A Coruña, Galicia
With a population of 244,850 A Coruña is actually the second most populous city in the autonomous region of Galicia, making it the seventeenth most populous in the country. Located directly above Portugal, this region is often compared to Ireland for its lush greenery and cliffs along the seaside. Because of the city’s strategic location, it changed hands repeatedly over the years. To name just a few, at one point it was a Roman stronghold, later raided by Normans, and also run by the Catholic Monarchs.
Today, A Coruña is an incredibly busy industrial hub, making it the richest city in the region. The harbor of A Coruña, known as El Puerto de Ocio, is bustling with commercial and private boats. La ciudad vieja (the old town) is picturesque and offers visitors much to take in in terms of history and architecture. The Paseo Marítimo, which stretches nine kilometers of seaside making it one of the longest seaside promenades in Europe, is well-worth a stroll on a sunny day.
While the city itself has plenty to keep visitors entertained, if you are interested in venturing out we recommend seeing the Family of Menhirs, a series of seven stone totems. Although reminiscent of a Celtic funeral ritual, this unique structure is actually the work of contemporary artist Manolo Paz who was particularly interested in paying homage to the region’s Celtic past. Galicia is sometimes referred to as the seventh Celtic nation and the music and traditions one can find in A Coruña certainly support that. For fans of nature and hiking, Monte Fraga de Cerquieros is recommended as well.
Transport options to arrive: Plane, Train, Bus or Car

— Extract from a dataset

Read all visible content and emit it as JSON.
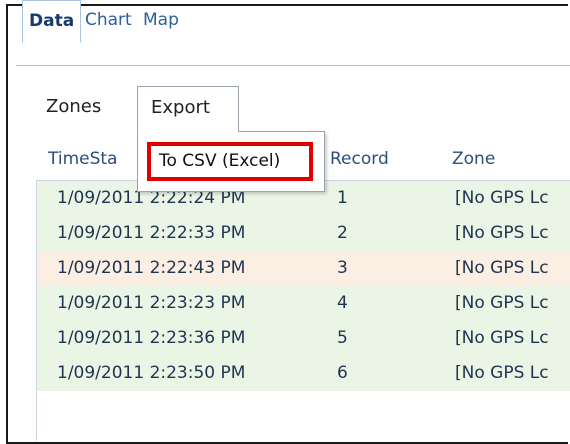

While trains and buses exist, they are not the best value in terms of time-to-cost ratio. Unfortunately, this region of Spain is a bit less well-connected than others and so public transportation options are not always ideal. However, don’t let that deter you! The entire area and particularly the city of A Coruña are well-worth a visit. Driving is our personal recommendation for the sake of mobility and freedom. Check out our articles on car rentals and car-sharing through Bla Bla Car.
Recommended time of year to visit and length of visit: This beautiful port city benefits from mild temperatures year-round, which means that the winter months are not nearly as chilly as those in neighboring areas but the summers are not particularly hot either. That being said, we recommend visiting in summer for the most predictable and enjoyable weather and allowing at least 2-4 days to tour the area.
Fun Fact: A Coruña is the official name of this port city in gallego (the language spoken by Galicians) whereas La Coruña is the official name in castellaño (Spanish). Still, you will hear some locals refer to it simply as Coruña―perhaps in order to avoid choosing among their two official languages in this instance. During our stay in A Coruña, we did not have any difficulty finding gallegos (that is, Galician people) who were able and willing to speak Spanish with us. However, we did notice that most gallegos opted to speak their local language among themselves so don’t be surprised if you’re greeted with a few expressions you’re unfamiliar with. As soon as you respond in Spanish (or, imaginably, English) they will seamlessly switch for you.
Top three must-sees:
1. Torre de Hércules (Tower of Hercules): At 1900+ years old, this is the oldest functioning Roman lighthouse in the world. Climb up and discover great views of the city. There is also a beautiful mosaic compass rose dedicated to the Celtic people at the foot of the famous structure. FREE entrance on Mondays.
2. Puerto de Ocio (Harbor of A Coruña): Take a stroll past the many picturesque sailboats and other recreational ships and up towards the Castillo de San Antón. As you do, you’ll notice Galicia’s signature white wood-enclosed balconies of the buildings across from the port. These kinds of balconies are known locally as galerias and are the result of particular difficult weather and high winds in the area.
3. María Pita: The city’s main square (called ‘Plaza Mayor‘ in most other cities), the Galicians choose to refer to this square by the name of the famous defender of Spain, María Pita, who stood up to the English invaders in 1589.
One thing to eat: Navajas (Razor Clams)
These shellfish are called “navajas” due to their unique shape that is equated to pocketknives. As someone who doesn’t typically order seafood, Dani was a bit mortified when the dish arrived, looking slimy and raw but she can confirm that the clams ARE grilled and actually have a taste much more similar to steak than most shellfish she’s tried. It’s definitely a unique experience that we highly recommend whether you’re a seasoned seafood lover or rather apprehensive. ¡Atrévate! Dare to try them!